As part of the deluge of mail flooding my way subsequent to the formal release of Office 2013, several people have complained about the way the Microsoft Office pre-launch offer robs them of several Office features. Under the terms of the offer, if you buy a retail copy of Office 2010 between Oct. 19, 2012 and April 30, 2013, you can download and install a free copy of the corresponding version of Office 2013. It looks great on paper, but the reality is a bit harsh.
The main complaint I've heard -- and the one that has prompted the most cries of "bait and switch" -- is about the difference in licensing rules. But the complaint that really stings is the disappearance of a key new Excel feature. The PowerPivot add-in was free in Excel 2010, but if you upgrade to Excel 2013, there's no way short of a volume license or an expensive version of Office 365 to get your PowerPivot tables back. You can't even buy a PowerPivot-savvy version of Excel 2013. For those dabbling in business intelligence with PowerPivot, the "upgrade" cuts them off at the knees.
Last week I talked about the differences in licenses between Office 2010 and 2013. To wit, if you buy Office 2010 retail, you can install it on two or three computers and the licenses can be transferred if you lose, destroy, or sell your old PC. If you buy a copy of Office 2013 (as opposed to renting it with Office 365), you get to install the program on one machine and it dies with that machine.
Several people wrote in to say they bought Office 2010 and installed it on two (or three) machines, fully expecting they'd be able to upgrade all of the copies to Office 2013. Wrong -- while the older copies will continue to work, only one of the Office 2010 machines can be upgraded for free to Office 2013. That's only part of the story. If you bought Office 2010 thinking you'd be able to upgrade to Office 2013 on a bigger, faster, badder PC without paying for Office again, you're delusional. You can move the Office 2010 license to a bigger PC -- or a smaller one, for that matter -- but once you've switched to Office 2013, the license is locked in stone. And silicon.
Yesterday, Microsoft senior marketing manager Jevon Fark posted a comparison of the old and new licensing rules. His table may lead you to think there's been no significant change in Office licensing restrictions, but that isn't so. If you flip his pivot table, the contrast becomes more apparent. Office 2010 Home and Student lets you install up to three copies, and the installations are transferrable from PC to PC. Office 2010 Home and Business, and Office 2010 Professional both allow two installations and the licenses are also readily transferred. By contrast, all versions of Office 2013 are limited to one PC, and the license can't be transferred to another PC, no matter what the circumstances, short of a complete breakdown under warranty.
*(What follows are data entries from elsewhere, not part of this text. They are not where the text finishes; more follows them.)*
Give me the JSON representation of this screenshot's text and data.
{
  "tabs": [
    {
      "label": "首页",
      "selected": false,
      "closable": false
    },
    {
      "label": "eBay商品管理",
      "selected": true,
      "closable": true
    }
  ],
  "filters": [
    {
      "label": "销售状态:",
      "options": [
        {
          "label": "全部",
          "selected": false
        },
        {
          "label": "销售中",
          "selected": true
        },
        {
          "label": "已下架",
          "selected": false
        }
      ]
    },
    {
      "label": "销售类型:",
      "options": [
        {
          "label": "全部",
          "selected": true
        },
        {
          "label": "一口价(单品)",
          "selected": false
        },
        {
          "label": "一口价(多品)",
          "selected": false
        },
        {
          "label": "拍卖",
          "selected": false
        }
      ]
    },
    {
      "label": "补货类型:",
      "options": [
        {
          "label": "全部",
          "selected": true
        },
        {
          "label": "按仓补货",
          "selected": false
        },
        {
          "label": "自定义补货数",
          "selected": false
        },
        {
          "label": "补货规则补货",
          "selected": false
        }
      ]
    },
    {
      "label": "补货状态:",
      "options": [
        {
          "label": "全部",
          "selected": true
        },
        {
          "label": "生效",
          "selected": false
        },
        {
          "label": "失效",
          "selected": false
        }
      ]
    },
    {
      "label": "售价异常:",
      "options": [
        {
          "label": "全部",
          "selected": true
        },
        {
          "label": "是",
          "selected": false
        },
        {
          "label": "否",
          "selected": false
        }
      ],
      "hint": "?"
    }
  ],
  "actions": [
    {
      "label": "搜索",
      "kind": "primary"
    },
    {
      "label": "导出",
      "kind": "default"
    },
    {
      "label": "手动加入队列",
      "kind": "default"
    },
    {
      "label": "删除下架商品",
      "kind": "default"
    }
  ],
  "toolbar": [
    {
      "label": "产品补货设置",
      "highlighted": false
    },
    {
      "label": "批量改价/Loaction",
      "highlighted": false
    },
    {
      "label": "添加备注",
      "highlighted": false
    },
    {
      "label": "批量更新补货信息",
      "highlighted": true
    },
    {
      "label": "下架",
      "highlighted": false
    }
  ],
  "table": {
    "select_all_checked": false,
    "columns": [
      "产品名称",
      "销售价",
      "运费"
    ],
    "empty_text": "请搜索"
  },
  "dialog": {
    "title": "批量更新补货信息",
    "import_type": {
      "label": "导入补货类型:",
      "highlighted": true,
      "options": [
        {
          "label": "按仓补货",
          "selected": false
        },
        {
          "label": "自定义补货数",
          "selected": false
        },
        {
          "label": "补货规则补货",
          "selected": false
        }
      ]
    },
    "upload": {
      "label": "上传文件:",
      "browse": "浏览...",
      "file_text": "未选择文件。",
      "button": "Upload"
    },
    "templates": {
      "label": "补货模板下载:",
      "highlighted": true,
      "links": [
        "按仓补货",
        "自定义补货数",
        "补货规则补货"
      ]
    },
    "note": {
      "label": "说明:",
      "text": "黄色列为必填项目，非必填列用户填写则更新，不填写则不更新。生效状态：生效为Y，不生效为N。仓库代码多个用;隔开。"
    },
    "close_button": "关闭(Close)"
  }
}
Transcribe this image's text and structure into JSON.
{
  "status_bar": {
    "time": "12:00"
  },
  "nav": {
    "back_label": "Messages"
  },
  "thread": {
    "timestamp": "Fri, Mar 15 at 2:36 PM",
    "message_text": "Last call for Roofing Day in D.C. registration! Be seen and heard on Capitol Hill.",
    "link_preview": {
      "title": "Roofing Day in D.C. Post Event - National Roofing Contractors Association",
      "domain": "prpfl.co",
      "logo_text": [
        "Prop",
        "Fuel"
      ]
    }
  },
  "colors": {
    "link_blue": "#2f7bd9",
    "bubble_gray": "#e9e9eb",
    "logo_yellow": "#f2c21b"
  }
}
Tell me again about this "free upgrade"? I bet the salesclerk at Best Buy waving the "Microsoft Office Pre-launch Offer" coupon didn't warn you about this. Fark's point is that the Office 2010 Product Key Card versions -- the ones where you buy an activation code on a card or pay to have one sent by email -- are also limited to a single installation on one PC. He remarked that Product Key Card versions were "chosen by a majority of Office 2010 customers worldwide." (That's an interesting insight, by the way -- Office Starter Edition, which only takes a Key Card to turn into "real" Office, must've been very popular before Microsoft killed it last June.) The Product Key Card-activated versions of Office 2010, like Windows itself, don't outlive the machine.